EDITOR’S NOTE: The following column entitled “Picked Up in Passing: The Lost Money Bags” was published in the June 24, 1954 edition of The Mountain Eagle and concerns a tale that originated in the years after a May 14, 1892 mass murder near the Ken in tucky-Virginia border that has come to be known as “The Pound Gap Massacre” or “The Killing Rock Massacre.”
Moonshiner Ira Mullins and six others, most of them family members including daughter-in-law Jane Mullins, of what is now the Camden section of Jenkins, were traveling to Pound, Va., from Kentucky when they were ambushed by former U.S. Marshal Dr. Marshall Benton “Doc” Taylor and two brothers, Calvin and Samuel Henan Fleming. Five of the seven members of the Mullins party, including an immobile Ira, were killed. Ira’s 14-yearold son John Harrison Mullins and Jane Mullins survived the shootings at Killing Rock on the Virginia side of Pound Gap.
Scott County, Va.-native Doc Taylor, a 58-year-old former Letcher County resident known also as The Red Fox, and Ira Mullins became sworn enemies after Mullins was left paralyzed after a shoot-out in Wise, Va., which occurred as Taylor was confiscating a load of moonshine being hauled by Mullins. Taylor lost his U.S. Marshall’s job as a result of that first incident.
Taylor, who many believed had gone insane, was arrested after a railroad detective found him hiding in a railroad car in Bluefield, W.Va. After being convicted of the five murders, Taylor was hanged in front of the Wise County Courthouse on October 27, 1893. However, some believed that Taylor didn’t really die as a result of the hanging and that his friends were able to sneak him away from the courthouse.
Calvin Fleming, who fled after the killings, was shot and killed by bounty hunters in Boggs, W.Va., on January 23, 1894. The bounty hunters wounded Samuel Henan Fleming.
With the prosecution now hampered by the death of eyewitness Jane Mullins Fleming, Henan Fleming, who had earlier confessed to his role in the massacre, stood trial on July 24, 1894, but was acquitted. He returned to West Virginia, where he worked as a lawenforcement officer for several years.
A fourth man, Henry Adams of Whitesburg, was tied to the Mullins family murders, but never stood trial. Adams apparently owned a rifle used the massacre, but the case against him was dismissed in 1901 because of insufficient evidence.

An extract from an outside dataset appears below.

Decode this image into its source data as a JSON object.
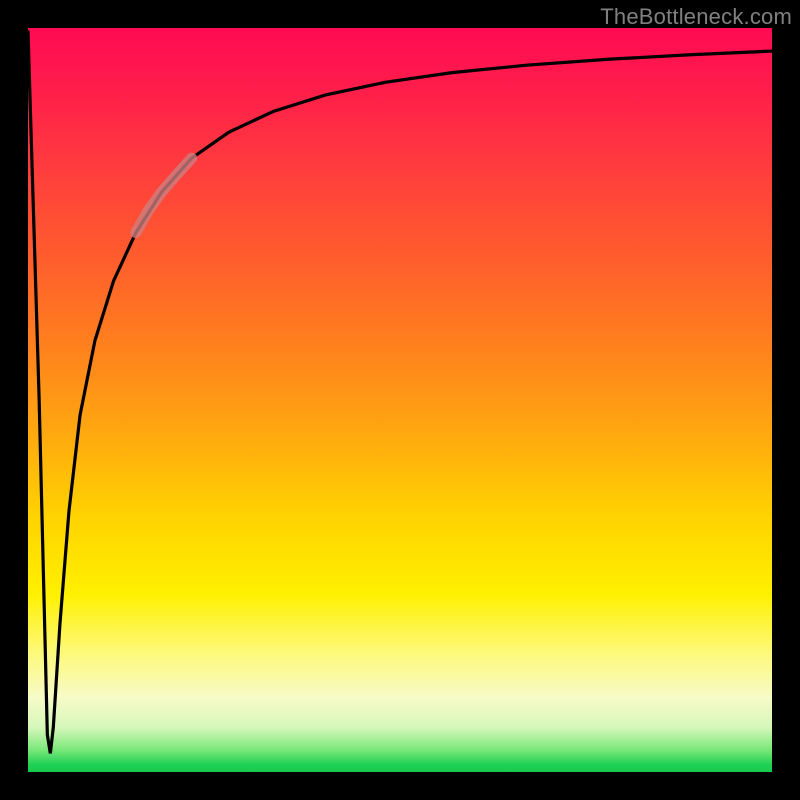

By JAMES TAYLOR ADAMS
Jeff Mullins used to stand on the streets of Wise, Va., and tell tales for hours at a time. He just loved to tell younger folks about the things he remembered from long ago.
Jeff ’s specialty was tragedies, and he particularly liked to talk about the murder of the Ira Mullins family on Pine Mountain, near Pound Gap, by Dr. Marshall B. “Doc” Taylor and two young fellows named Fleming (Calvin and Henan). Taylor was hanged at Wise for his part in the crime.
One day, Jeff Mullins was holding forth when somebody mentioned the Mullins murder. In a moment Jeff was off on the story of the “lost money bags.”
“You know,” he said, “Ira Mullins was a man of a heap of money. Guess he made it by running whiskey in here from North Carolina. Anyway, I’ve been told that when Doc Taylor and the Fleming boys killed him and his family that he had two big money bags full of gold and silver. And from what I can find out, Taylor never got a cent of it, after planning for weeks and going to all the trouble and risk that he did to kill lra Mullins.
“ They say that Doc Taylor was afraid to venture down to the wagon after they had killed Mullins, his wife, and the others. Said that he sent the Flemings and they came back and said they couldn’t find a penny.
“From what they say, Doc Taylor put in all the time from the day of the killing till he was shinned out in a dry-goods box, and later arrested slipping around there on Pine Mountain, looking for the money bags that Ira Mullins was known to have been carrying with him in the wagon as he moved over from Elkhorn to the Pound. It must have been a great disappointment to Taylor not to get the money that he put himself to so much trouble for.”
Jeff lowered his voice to just above a whisper:
“And, there’s something else,” he said, that has never been explained. “Who were the two men that were seen for years and years after Doc Taylor was hanged, slipping around Killing Rock in the dead of night, parting the bushes and stirring the leaves ‘plimeblank’ like they was looking for something that had been lost? I don’t know. I’m not saying, one way or the other, but a lot of folks will tell you that they were Doc Taylor and Ira Mullins, come back from the dead, trying to find the lost money bags.”